The last rose of summer heralds the best time of year for gardeners. The nursery catalogs arrive by the score - all winter -  if the right box was checked during an order years ago. Plenty of time remains to order, so there is no cash crisis to quench dreams. "Every prospect pleases, and only man is vile."

Here are some ideas for those who might order roses for 2017, perhaps to honor the 500th Anniversary of the Reformation. Luther's symbol is the Messianic Rose.

 Mr. Lincoln is classic, strong and tall in growth,
powerful in fragrance, easy to grow.


Best Rose for Beginners and the Nostalgic - Mr. Lincoln
Mr. Lincoln has many great characteristics. The stems are long and strong, yielding large buds with powerful fragrance and a beautiful bloom. Pruning and harvesting only yields more roses. The bloom darkens and has a blue tint as it ages, which is also fun to watch.


 Easy Does It photographs well.


Easy Does It
This orange rose blooms more than any other in the garden. This type, floribunda, will bloom more and have roses that do not last as long as others. But the color and frequency of the blooms are quite rewarding.

 Veterans Honor glows in the garden.

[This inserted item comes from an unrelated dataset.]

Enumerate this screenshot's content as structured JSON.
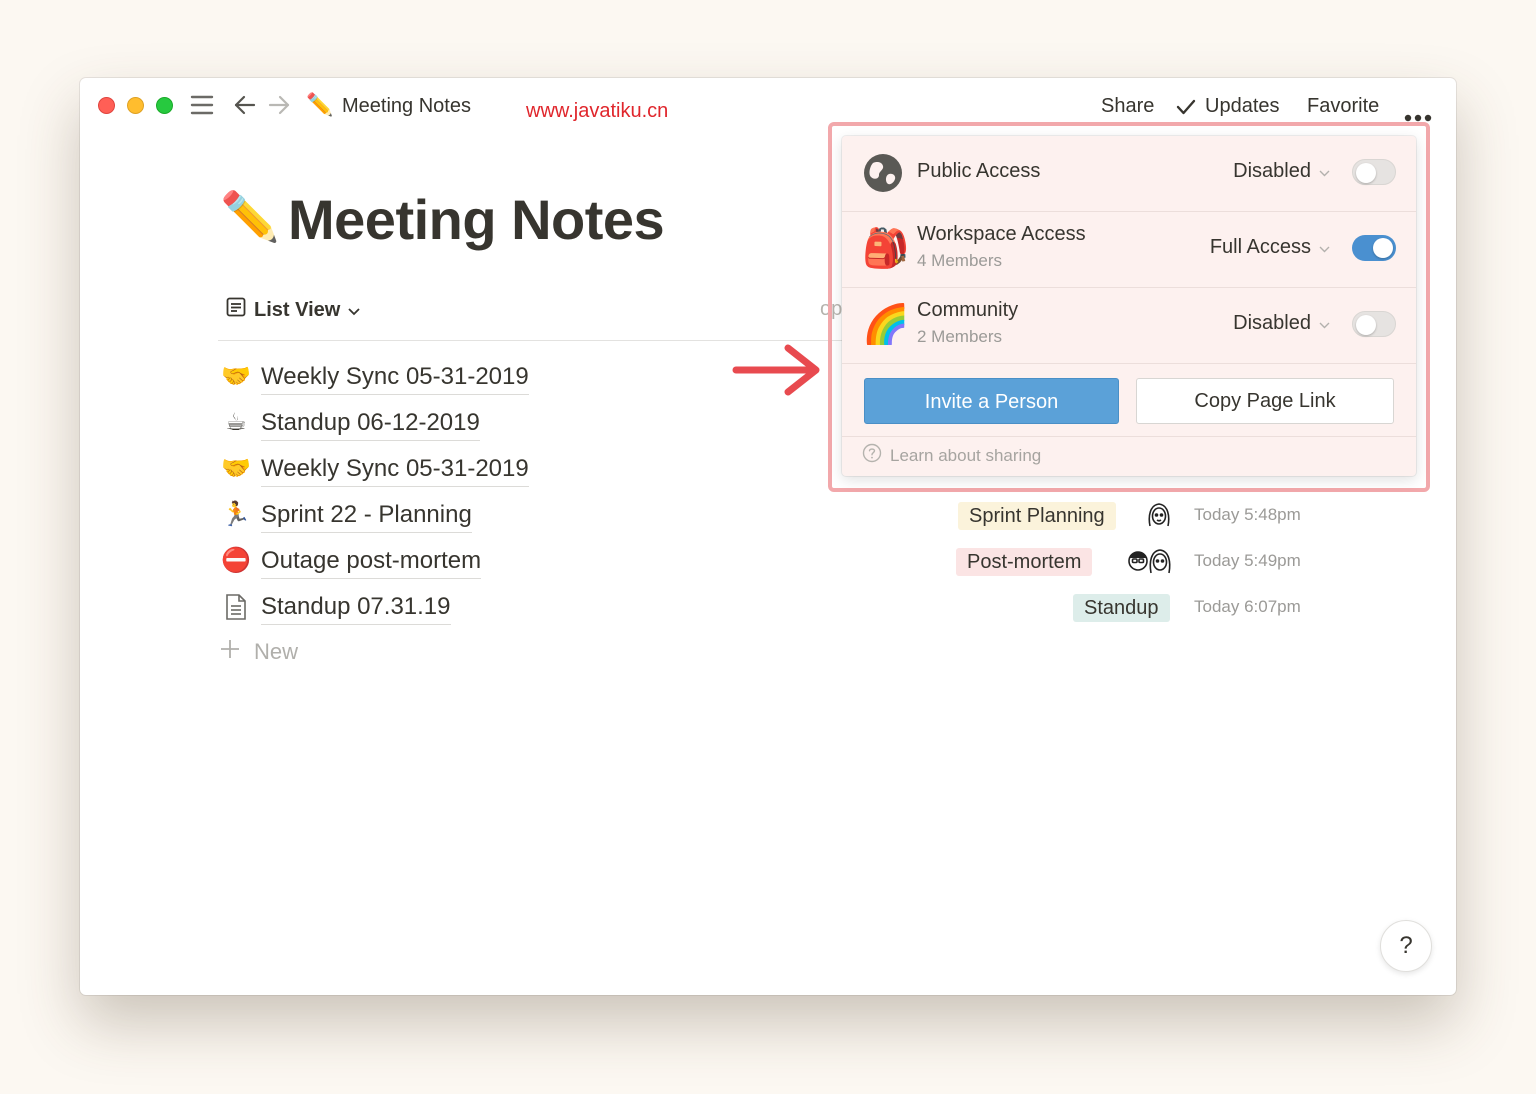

Veterans Honor
This rose may have no shortcomings at all, except being a little prone to blackspot. The pure red roses are so large that they bend the stems. The blooms are fragrant and last forever when cut for a vase. Best of all, they honor our military veterans and benefit them with a donation toward a fund for veterans.


 Queen Elizabeth Rose


Queen Elizabeth
Dr. Walter Lammerts, a Lutheran Creationist, developed this rose, so that ends any debate. The queen has little fragrance but the best pink of all the roses I have grown. The plants can grow very tall. The buds are tall and pointed, opening to blooms that impress everyone. We always plant two and have a plaque for each daughter at the base.

How Many To Order?
I suggest ordering multiples of the favorite one chosen. We decided on Falling in Love as one entire row, so now we have them most of the time for vases. They have nasty, abundant thorns, but the blooms are fragrant and delicately balanced with white and pink. Our neighbor girl said, with enthusiasm, "Those are MY favorites."

 Falling in Love - a name
that fits the rose perfectly.


Massing the color chosen is a old trick to gardening. Mixed tulips are less expensive, but a drift of 100 tulips in one color is impressive. (The dying foliage is not.)

Here I have to admit that mixing the rose colors will not spoil anything. They bloom when they want, no matter if all of them are the same. They always look great in a bouquet, no matter how man's colors might clash. God's flowers never clash.

I only argue for abundance. Three rose bushes are more fun than one alone. And "The Last Rose of Summer" takes a bit longer to fade away.

 I gave Purple Splash to our helper to grow.
This climber is more like a weed in growth and blooms abundantly.
His children love to tend it.